Some like it Hoff
Forty-five years after his big acting break, Dustin Hoffman has finally made the move into the director’s chair. “It’s the hardest thing I have ever done and I would be loath to do it again,” he tells DONALD CLARKE
WE ALL think we know Dustin Hoffman. It’s not just that the great actor has been on our cinema screens for more than four decades. In 1982, he made the mistake (possibly) of appearing in a film that seemed to offer us a portrait of the artist as he then behaved. Michael Dorsey, protagonist of Sidney Pollack’s imperishable Tootsie, is charming, irritating, fidgety and – most significantly – fanatical about his work. He won’t sit down when playing a tomato in a commercial because it’s not realistic.
By this stage in his career, Hoffman had established just that reputation. He was rumoured to argue incessantly with directors. No take was ever good enough. Tootsie seemed to confirm the impression.
“Tootsie was all my idea,” he chortles. “And my friend Murray Schisgal. We wrote the first draft. It was meant to be a satire on myself. Actors who saw the movie saw it on a different level. We studied with acting teachers like Stella Adler or Lee Strasberg and we saw acting as a craft like writing. You had to know what kind of tomato you were. A writer would know that.”
Did he really cause as much trouble for his associates as Dorsey did for his own colleagues? A key scene finds Michael’s agent, played by Pollack, solidly intoning the words “nobody will hire you”.
“Hey, I had to convince Sidney to play the part,” he says. “I said: ‘We are having these arguments every day. Let’s put them on film’.”
Hoffman looks impressively unchanged. The hair is grey. The face is creased. But he still comes across as an only slightly less hyper-charged version of the young man who energised American cinema in such movies as The Graduate, Midnight Cowboy and All the President’s Men.
More encouraging still, not a scent of the rumoured stroppiness comes through. Now 75, Hoffman could hardly be warmer or more helpful. Talking at Gatling-gun pace, he powers his way through the entire career without pausing for breath. He laughs at his own mistakes. He drags up embarrassing moments.
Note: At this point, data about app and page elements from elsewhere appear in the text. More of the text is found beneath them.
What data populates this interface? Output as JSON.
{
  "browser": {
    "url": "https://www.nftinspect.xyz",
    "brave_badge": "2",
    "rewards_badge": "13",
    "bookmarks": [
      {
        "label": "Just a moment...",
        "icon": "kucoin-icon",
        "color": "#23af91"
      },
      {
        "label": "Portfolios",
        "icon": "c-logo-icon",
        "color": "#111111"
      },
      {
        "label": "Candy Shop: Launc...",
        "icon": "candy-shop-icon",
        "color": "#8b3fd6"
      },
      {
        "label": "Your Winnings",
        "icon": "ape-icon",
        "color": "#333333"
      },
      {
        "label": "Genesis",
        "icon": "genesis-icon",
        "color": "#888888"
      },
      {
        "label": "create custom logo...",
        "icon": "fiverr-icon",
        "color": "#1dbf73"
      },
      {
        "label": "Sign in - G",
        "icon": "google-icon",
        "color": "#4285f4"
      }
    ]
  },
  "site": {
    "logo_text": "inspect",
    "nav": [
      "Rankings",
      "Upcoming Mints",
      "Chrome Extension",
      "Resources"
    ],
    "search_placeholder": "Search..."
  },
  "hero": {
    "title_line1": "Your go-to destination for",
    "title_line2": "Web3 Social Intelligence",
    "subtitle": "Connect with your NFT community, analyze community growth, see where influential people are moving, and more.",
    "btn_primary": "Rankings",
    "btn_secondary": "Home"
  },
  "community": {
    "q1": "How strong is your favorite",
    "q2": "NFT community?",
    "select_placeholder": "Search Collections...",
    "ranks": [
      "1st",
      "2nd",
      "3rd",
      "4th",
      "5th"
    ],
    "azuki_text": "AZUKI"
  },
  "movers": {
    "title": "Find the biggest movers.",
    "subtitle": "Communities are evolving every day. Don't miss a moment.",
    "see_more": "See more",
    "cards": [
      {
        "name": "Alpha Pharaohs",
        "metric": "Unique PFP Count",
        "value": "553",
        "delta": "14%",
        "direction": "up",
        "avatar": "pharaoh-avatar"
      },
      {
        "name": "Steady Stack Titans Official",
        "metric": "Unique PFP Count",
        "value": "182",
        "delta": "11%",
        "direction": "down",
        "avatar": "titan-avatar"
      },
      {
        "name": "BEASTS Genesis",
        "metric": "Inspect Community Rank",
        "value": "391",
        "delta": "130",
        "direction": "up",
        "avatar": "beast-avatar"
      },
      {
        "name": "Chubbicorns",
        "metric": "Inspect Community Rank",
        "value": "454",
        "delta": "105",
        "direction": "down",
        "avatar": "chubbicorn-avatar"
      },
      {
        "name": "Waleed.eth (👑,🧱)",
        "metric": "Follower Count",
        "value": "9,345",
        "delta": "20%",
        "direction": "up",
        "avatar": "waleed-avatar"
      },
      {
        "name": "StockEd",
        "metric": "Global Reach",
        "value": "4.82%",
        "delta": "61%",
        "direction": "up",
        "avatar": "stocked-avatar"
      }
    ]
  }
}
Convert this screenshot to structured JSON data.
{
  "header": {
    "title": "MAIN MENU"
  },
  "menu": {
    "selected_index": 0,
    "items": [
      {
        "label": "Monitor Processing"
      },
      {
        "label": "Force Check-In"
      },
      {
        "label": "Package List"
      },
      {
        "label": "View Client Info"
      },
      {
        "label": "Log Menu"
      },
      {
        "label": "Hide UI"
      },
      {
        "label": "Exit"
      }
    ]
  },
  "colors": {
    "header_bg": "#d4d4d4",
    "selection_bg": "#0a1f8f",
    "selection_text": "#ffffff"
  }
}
He’s either an extremely nice fellow, a very good actor or . . . Well, he’s obviously both of those things.
We’ve been brought together to consider his delayed debut as feature director. The amiable Quartet stars Maggie Smith, Billy Connolly, Tom Courtenay and Pauline Collins as squabbling residents of a retirement home for classical musicians. I had heard that he had held off directing for so long out of a strange loyalty to his late father. The old man had always wanted to be a film director, but never quite managed it.
“Yes. I would say that’s right. But it was never conscious on my part. I didn’t want to invade his territory. After years of therapy, that did finally come to me. It might have hurt his feelings if I’d done I when he was still alive.”
Hoffman goes on to explain that his dad travelled to Los Angeles from Chicago during the Great Depression. He dug ditches and then somehow got a job in the props department at Columbia Pictures. An aspiration to direct never flourished and he ended up selling furniture.
Hoffman had no great ambitions to act as a child. Later, while at college, he stumbled into the business largely by accident.
“People often ask: do you come from a dysfunctional family?’ I say: I have never met a family thats functional. I had some notion of being a doctor. Then, in junior college, somebody recommended that I take some acting classes. ‘It’s like gym,’ they said. ‘You get three credits and nobody fails.’ I didn’t think I was any good. But it was the first thing I’d studied where the time passed. It flew by.”